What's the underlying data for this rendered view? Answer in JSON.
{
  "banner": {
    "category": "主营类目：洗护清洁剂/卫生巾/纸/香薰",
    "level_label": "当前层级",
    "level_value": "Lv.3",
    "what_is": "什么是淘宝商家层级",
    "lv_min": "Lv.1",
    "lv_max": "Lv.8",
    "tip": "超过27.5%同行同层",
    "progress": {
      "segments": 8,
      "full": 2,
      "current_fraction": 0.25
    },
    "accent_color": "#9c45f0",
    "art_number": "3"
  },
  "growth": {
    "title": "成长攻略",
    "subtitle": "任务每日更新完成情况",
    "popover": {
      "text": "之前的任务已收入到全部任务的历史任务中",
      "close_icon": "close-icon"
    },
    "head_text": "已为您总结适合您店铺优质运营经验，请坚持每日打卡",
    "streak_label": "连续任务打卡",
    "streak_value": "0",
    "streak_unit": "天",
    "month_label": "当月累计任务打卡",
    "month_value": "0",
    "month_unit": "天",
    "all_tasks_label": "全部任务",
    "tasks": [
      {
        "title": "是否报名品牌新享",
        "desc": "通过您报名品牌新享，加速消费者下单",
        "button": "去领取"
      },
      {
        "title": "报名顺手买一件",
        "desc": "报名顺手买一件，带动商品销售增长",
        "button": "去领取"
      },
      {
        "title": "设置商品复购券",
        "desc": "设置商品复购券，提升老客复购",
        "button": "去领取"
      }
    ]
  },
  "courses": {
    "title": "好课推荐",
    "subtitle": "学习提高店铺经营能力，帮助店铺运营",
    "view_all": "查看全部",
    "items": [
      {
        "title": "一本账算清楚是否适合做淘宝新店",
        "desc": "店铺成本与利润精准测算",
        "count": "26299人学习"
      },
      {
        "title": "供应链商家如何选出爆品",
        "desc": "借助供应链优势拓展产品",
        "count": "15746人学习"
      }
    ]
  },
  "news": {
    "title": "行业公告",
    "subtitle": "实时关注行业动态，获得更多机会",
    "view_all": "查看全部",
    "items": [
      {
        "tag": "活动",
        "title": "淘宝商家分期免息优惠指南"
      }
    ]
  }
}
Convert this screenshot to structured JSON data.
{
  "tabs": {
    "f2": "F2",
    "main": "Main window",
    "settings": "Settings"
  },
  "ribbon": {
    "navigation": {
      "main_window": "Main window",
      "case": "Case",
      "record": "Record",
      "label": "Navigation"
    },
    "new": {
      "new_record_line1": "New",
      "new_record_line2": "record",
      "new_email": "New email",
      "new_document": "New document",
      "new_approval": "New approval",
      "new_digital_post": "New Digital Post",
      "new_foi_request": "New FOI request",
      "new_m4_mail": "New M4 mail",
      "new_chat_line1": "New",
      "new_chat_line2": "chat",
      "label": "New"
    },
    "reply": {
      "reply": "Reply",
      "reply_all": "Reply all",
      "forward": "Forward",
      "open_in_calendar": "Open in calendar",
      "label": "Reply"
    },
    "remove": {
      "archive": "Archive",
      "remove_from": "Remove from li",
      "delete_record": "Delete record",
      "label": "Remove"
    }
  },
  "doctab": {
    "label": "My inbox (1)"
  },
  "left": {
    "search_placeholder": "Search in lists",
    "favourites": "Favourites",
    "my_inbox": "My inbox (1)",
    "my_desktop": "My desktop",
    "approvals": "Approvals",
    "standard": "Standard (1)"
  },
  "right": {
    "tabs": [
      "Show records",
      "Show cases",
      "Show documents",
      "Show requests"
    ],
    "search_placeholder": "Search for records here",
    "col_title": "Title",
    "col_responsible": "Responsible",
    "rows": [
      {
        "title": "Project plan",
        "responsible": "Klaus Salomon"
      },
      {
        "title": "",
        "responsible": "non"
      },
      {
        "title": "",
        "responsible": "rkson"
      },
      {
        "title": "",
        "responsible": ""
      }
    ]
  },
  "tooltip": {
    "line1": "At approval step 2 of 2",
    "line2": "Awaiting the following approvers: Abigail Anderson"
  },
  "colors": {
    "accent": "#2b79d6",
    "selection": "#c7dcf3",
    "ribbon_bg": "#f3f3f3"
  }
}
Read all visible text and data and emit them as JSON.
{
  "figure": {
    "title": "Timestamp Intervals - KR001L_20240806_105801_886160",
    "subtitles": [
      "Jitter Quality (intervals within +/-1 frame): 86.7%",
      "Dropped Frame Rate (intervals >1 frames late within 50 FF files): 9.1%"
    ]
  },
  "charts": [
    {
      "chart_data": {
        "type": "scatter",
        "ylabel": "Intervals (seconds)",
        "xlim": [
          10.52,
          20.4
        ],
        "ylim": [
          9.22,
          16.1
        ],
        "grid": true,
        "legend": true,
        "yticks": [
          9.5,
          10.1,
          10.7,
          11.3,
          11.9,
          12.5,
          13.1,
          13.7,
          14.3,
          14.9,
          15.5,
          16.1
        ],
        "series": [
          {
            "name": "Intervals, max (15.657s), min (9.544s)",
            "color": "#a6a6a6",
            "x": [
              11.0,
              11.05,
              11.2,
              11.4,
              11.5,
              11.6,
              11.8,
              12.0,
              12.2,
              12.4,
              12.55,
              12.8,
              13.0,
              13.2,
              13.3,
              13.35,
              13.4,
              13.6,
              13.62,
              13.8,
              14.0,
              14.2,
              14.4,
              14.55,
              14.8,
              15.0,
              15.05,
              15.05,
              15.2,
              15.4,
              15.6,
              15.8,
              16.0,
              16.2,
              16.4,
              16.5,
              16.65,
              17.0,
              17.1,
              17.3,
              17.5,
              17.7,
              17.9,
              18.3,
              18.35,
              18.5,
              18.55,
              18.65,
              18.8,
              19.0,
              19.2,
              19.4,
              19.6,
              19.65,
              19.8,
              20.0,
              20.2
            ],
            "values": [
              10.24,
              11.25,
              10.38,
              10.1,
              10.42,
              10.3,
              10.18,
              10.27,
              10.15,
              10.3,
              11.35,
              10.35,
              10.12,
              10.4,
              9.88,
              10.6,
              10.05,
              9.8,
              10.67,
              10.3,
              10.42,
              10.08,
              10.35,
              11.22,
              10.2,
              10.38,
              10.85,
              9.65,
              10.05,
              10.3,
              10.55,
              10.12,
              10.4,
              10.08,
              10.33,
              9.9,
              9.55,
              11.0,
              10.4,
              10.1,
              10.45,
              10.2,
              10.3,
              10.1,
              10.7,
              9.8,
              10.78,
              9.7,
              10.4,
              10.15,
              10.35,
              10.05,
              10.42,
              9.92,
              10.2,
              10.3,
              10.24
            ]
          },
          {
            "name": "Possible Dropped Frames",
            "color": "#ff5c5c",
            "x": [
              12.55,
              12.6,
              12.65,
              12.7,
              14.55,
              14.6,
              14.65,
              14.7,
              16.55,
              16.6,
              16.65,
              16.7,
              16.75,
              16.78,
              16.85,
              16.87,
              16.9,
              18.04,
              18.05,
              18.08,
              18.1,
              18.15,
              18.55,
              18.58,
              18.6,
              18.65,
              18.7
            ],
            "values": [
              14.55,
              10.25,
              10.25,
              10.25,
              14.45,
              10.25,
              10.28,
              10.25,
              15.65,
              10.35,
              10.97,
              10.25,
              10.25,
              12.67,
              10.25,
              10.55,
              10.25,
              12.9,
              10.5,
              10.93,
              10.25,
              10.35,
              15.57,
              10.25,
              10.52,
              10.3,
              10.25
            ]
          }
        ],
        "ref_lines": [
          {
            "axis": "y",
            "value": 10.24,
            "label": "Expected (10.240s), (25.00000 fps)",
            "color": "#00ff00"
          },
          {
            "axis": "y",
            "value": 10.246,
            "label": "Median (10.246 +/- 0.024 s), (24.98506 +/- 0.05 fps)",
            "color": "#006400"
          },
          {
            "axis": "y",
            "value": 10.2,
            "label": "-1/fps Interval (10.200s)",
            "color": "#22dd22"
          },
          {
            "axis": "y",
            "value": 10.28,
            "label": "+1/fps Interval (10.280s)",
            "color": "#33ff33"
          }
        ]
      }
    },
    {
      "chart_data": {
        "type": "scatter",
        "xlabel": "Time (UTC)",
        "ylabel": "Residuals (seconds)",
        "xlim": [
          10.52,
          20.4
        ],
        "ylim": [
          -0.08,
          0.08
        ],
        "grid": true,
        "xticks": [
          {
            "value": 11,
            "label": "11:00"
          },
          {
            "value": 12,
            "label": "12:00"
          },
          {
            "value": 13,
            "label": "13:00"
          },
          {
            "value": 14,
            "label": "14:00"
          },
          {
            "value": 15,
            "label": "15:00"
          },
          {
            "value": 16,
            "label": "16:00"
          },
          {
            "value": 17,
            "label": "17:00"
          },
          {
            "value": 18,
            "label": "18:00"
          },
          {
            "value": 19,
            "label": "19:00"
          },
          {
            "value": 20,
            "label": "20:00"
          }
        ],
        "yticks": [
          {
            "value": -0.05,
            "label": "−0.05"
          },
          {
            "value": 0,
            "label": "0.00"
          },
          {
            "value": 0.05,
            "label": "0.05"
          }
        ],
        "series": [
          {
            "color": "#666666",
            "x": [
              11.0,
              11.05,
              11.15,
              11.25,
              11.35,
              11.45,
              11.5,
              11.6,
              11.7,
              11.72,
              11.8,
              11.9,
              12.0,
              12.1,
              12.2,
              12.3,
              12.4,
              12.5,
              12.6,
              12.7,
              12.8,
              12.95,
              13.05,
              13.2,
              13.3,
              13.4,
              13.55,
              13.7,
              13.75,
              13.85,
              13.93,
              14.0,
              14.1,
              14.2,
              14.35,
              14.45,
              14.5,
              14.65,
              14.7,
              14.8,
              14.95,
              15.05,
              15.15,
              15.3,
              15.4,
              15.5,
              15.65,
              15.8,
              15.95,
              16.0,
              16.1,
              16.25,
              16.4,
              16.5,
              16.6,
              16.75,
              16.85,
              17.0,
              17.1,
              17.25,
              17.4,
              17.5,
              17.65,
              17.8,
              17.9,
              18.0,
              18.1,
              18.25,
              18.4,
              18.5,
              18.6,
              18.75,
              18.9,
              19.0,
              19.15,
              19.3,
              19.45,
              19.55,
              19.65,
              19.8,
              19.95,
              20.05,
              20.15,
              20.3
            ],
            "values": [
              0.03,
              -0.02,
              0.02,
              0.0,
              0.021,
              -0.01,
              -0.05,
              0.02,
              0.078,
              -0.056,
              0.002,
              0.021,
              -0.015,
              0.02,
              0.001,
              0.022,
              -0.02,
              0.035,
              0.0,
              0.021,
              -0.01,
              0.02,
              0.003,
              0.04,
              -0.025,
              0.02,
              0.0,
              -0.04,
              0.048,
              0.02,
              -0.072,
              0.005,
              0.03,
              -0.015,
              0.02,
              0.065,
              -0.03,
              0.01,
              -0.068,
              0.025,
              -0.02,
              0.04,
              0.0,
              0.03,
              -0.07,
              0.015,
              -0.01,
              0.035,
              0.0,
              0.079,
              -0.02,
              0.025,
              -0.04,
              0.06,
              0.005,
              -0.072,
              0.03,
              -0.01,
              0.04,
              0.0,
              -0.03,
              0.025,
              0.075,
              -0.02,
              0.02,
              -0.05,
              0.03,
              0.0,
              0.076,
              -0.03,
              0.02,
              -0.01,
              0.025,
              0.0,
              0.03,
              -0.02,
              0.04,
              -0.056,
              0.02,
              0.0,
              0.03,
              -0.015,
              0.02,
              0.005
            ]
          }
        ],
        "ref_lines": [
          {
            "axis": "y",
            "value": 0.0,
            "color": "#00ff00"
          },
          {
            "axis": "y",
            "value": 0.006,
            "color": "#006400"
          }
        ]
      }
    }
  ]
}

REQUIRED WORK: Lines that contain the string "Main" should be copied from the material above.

REPLY TO THE EXERCISE:
    "main": "Main window",
      "main_window": "Main window",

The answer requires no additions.